Set down each entry again exactly as written.
::: Data records :::
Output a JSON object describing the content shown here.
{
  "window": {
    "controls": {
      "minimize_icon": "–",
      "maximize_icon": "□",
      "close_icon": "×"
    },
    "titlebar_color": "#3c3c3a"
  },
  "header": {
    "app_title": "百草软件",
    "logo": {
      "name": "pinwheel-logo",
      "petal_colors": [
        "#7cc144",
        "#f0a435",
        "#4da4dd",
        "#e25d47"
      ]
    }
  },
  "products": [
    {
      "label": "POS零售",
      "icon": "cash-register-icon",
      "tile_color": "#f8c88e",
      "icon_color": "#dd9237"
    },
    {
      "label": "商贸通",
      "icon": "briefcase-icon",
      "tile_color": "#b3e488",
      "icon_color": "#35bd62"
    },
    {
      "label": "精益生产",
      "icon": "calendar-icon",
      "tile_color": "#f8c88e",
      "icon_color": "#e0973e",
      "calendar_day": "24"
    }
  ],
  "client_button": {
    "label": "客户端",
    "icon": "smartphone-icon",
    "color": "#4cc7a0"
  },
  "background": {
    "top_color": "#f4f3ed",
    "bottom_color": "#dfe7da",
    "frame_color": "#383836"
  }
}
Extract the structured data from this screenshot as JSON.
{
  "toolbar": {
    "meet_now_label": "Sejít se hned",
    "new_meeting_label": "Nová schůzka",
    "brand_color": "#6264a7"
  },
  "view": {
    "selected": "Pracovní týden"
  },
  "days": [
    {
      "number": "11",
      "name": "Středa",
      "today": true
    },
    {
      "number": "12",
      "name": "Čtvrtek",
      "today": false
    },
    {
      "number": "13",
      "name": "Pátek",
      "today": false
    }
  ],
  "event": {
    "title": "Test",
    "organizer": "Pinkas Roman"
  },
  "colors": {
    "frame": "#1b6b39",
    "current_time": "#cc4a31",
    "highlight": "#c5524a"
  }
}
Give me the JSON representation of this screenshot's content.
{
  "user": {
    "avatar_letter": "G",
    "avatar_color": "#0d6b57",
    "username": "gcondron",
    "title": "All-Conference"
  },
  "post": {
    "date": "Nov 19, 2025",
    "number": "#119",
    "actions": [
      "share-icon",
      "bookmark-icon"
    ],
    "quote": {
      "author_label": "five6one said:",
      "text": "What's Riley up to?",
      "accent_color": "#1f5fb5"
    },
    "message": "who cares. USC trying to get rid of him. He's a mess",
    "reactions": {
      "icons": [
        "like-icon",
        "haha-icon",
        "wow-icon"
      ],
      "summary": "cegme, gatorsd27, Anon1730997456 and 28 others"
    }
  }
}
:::
Expected output:
Output a JSON object describing the content shown here.
{
  "window": {
    "controls": {
      "minimize_icon": "–",
      "maximize_icon": "□",
      "close_icon": "×"
    },
    "titlebar_color": "#3c3c3a"
  },
  "header": {
    "app_title": "百草软件",
    "logo": {
      "name": "pinwheel-logo",
      "petal_colors": [
        "#7cc144",
        "#f0a435",
        "#4da4dd",
        "#e25d47"
      ]
    }
  },
  "products": [
    {
      "label": "POS零售",
      "icon": "cash-register-icon",
      "tile_color": "#f8c88e",
      "icon_color": "#dd9237"
    },
    {
      "label": "商贸通",
      "icon": "briefcase-icon",
      "tile_color": "#b3e488",
      "icon_color": "#35bd62"
    },
    {
      "label": "精益生产",
      "icon": "calendar-icon",
      "tile_color": "#f8c88e",
      "icon_color": "#e0973e",
      "calendar_day": "24"
    }
  ],
  "client_button": {
    "label": "客户端",
    "icon": "smartphone-icon",
    "color": "#4cc7a0"
  },
  "background": {
    "top_color": "#f4f3ed",
    "bottom_color": "#dfe7da",
    "frame_color": "#383836"
  }
}
Extract the structured data from this screenshot as JSON.
{
  "toolbar": {
    "meet_now_label": "Sejít se hned",
    "new_meeting_label": "Nová schůzka",
    "brand_color": "#6264a7"
  },
  "view": {
    "selected": "Pracovní týden"
  },
  "days": [
    {
      "number": "11",
      "name": "Středa",
      "today": true
    },
    {
      "number": "12",
      "name": "Čtvrtek",
      "today": false
    },
    {
      "number": "13",
      "name": "Pátek",
      "today": false
    }
  ],
  "event": {
    "title": "Test",
    "organizer": "Pinkas Roman"
  },
  "colors": {
    "frame": "#1b6b39",
    "current_time": "#cc4a31",
    "highlight": "#c5524a"
  }
}
Give me the JSON representation of this screenshot's content.
{
  "user": {
    "avatar_letter": "G",
    "avatar_color": "#0d6b57",
    "username": "gcondron",
    "title": "All-Conference"
  },
  "post": {
    "date": "Nov 19, 2025",
    "number": "#119",
    "actions": [
      "share-icon",
      "bookmark-icon"
    ],
    "quote": {
      "author_label": "five6one said:",
      "text": "What's Riley up to?",
      "accent_color": "#1f5fb5"
    },
    "message": "who cares. USC trying to get rid of him. He's a mess",
    "reactions": {
      "icons": [
        "like-icon",
        "haha-icon",
        "wow-icon"
      ],
      "summary": "cegme, gatorsd27, Anon1730997456 and 28 others"
    }
  }
}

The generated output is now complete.